╭──

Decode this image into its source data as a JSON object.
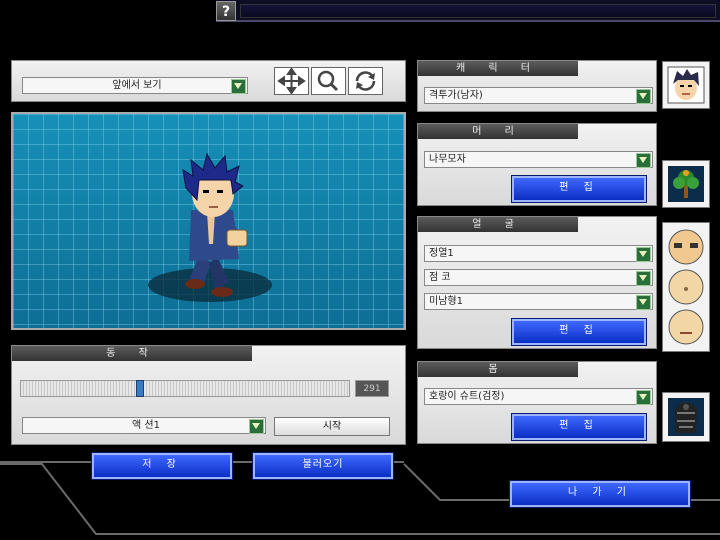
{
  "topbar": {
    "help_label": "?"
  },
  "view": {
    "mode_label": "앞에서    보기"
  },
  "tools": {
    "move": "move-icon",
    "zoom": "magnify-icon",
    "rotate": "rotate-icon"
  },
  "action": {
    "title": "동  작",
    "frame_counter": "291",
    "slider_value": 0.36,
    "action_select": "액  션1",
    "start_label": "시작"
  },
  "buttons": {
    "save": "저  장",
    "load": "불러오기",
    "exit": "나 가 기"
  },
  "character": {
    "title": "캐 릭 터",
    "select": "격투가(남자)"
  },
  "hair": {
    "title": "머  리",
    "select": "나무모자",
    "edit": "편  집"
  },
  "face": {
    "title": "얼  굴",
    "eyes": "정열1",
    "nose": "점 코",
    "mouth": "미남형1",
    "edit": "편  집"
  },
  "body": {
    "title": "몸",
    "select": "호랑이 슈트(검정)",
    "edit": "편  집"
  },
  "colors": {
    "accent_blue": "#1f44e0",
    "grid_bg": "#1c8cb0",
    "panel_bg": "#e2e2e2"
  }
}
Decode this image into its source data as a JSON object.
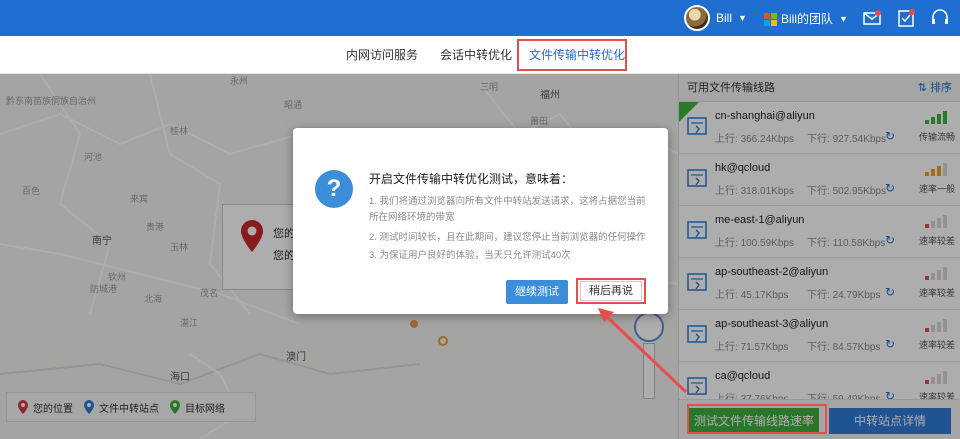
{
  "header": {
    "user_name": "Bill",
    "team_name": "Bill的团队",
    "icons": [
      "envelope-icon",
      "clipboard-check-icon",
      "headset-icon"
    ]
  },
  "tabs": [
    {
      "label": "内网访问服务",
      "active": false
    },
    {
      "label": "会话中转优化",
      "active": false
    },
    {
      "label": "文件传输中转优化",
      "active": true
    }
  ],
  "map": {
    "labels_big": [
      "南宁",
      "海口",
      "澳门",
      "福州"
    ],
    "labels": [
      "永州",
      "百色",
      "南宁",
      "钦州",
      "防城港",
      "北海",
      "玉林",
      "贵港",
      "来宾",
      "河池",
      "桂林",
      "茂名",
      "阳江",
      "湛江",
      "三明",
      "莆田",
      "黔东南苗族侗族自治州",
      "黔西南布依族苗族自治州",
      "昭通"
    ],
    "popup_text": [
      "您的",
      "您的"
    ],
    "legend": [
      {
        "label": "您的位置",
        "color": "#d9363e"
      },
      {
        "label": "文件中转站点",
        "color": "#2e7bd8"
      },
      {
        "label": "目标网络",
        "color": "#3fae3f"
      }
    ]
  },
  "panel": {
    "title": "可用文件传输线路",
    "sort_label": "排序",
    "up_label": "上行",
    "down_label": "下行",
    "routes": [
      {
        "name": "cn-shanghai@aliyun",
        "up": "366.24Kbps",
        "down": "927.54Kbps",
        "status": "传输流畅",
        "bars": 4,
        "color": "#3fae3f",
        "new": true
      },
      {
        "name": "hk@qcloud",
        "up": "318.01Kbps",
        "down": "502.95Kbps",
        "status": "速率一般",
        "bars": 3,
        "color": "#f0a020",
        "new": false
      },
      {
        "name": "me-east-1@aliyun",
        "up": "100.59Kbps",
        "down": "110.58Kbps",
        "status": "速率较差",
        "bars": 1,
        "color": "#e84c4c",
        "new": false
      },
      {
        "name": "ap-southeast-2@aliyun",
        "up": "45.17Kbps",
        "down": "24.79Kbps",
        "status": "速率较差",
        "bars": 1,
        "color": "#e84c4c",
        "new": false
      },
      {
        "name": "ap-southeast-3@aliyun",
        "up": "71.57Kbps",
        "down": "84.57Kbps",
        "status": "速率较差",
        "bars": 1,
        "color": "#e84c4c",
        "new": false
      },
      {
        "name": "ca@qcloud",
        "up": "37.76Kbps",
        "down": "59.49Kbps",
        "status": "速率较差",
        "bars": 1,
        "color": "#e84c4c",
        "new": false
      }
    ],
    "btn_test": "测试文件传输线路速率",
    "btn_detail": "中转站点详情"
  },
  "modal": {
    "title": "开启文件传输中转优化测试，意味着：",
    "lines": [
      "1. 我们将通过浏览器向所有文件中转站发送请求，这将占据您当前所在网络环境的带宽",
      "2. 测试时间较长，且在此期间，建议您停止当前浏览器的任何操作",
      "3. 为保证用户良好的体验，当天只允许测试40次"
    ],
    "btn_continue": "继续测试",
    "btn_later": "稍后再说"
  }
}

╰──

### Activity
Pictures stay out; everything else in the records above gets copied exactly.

### Output of the exercise
Decode this image into its source data as a JSON object.
{
  "topbar": {
    "help_label": "?"
  },
  "view": {
    "mode_label": "앞에서    보기"
  },
  "tools": {
    "move": "move-icon",
    "zoom": "magnify-icon",
    "rotate": "rotate-icon"
  },
  "action": {
    "title": "동  작",
    "frame_counter": "291",
    "slider_value": 0.36,
    "action_select": "액  션1",
    "start_label": "시작"
  },
  "buttons": {
    "save": "저  장",
    "load": "불러오기",
    "exit": "나 가 기"
  },
  "character": {
    "title": "캐 릭 터",
    "select": "격투가(남자)"
  },
  "hair": {
    "title": "머  리",
    "select": "나무모자",
    "edit": "편  집"
  },
  "face": {
    "title": "얼  굴",
    "eyes": "정열1",
    "nose": "점 코",
    "mouth": "미남형1",
    "edit": "편  집"
  },
  "body": {
    "title": "몸",
    "select": "호랑이 슈트(검정)",
    "edit": "편  집"
  },
  "colors": {
    "accent_blue": "#1f44e0",
    "grid_bg": "#1c8cb0",
    "panel_bg": "#e2e2e2"
  }
}
Decode this image into its source data as a JSON object.
{
  "header": {
    "user_name": "Bill",
    "team_name": "Bill的团队",
    "icons": [
      "envelope-icon",
      "clipboard-check-icon",
      "headset-icon"
    ]
  },
  "tabs": [
    {
      "label": "内网访问服务",
      "active": false
    },
    {
      "label": "会话中转优化",
      "active": false
    },
    {
      "label": "文件传输中转优化",
      "active": true
    }
  ],
  "map": {
    "labels_big": [
      "南宁",
      "海口",
      "澳门",
      "福州"
    ],
    "labels": [
      "永州",
      "百色",
      "南宁",
      "钦州",
      "防城港",
      "北海",
      "玉林",
      "贵港",
      "来宾",
      "河池",
      "桂林",
      "茂名",
      "阳江",
      "湛江",
      "三明",
      "莆田",
      "黔东南苗族侗族自治州",
      "黔西南布依族苗族自治州",
      "昭通"
    ],
    "popup_text": [
      "您的",
      "您的"
    ],
    "legend": [
      {
        "label": "您的位置",
        "color": "#d9363e"
      },
      {
        "label": "文件中转站点",
        "color": "#2e7bd8"
      },
      {
        "label": "目标网络",
        "color": "#3fae3f"
      }
    ]
  },
  "panel": {
    "title": "可用文件传输线路",
    "sort_label": "排序",
    "up_label": "上行",
    "down_label": "下行",
    "routes": [
      {
        "name": "cn-shanghai@aliyun",
        "up": "366.24Kbps",
        "down": "927.54Kbps",
        "status": "传输流畅",
        "bars": 4,
        "color": "#3fae3f",
        "new": true
      },
      {
        "name": "hk@qcloud",
        "up": "318.01Kbps",
        "down": "502.95Kbps",
        "status": "速率一般",
        "bars": 3,
        "color": "#f0a020",
        "new": false
      },
      {
        "name": "me-east-1@aliyun",
        "up": "100.59Kbps",
        "down": "110.58Kbps",
        "status": "速率较差",
        "bars": 1,
        "color": "#e84c4c",
        "new": false
      },
      {
        "name": "ap-southeast-2@aliyun",
        "up": "45.17Kbps",
        "down": "24.79Kbps",
        "status": "速率较差",
        "bars": 1,
        "color": "#e84c4c",
        "new": false
      },
      {
        "name": "ap-southeast-3@aliyun",
        "up": "71.57Kbps",
        "down": "84.57Kbps",
        "status": "速率较差",
        "bars": 1,
        "color": "#e84c4c",
        "new": false
      },
      {
        "name": "ca@qcloud",
        "up": "37.76Kbps",
        "down": "59.49Kbps",
        "status": "速率较差",
        "bars": 1,
        "color": "#e84c4c",
        "new": false
      }
    ],
    "btn_test": "测试文件传输线路速率",
    "btn_detail": "中转站点详情"
  },
  "modal": {
    "title": "开启文件传输中转优化测试，意味着：",
    "lines": [
      "1. 我们将通过浏览器向所有文件中转站发送请求，这将占据您当前所在网络环境的带宽",
      "2. 测试时间较长，且在此期间，建议您停止当前浏览器的任何操作",
      "3. 为保证用户良好的体验，当天只允许测试40次"
    ],
    "btn_continue": "继续测试",
    "btn_later": "稍后再说"
  }
}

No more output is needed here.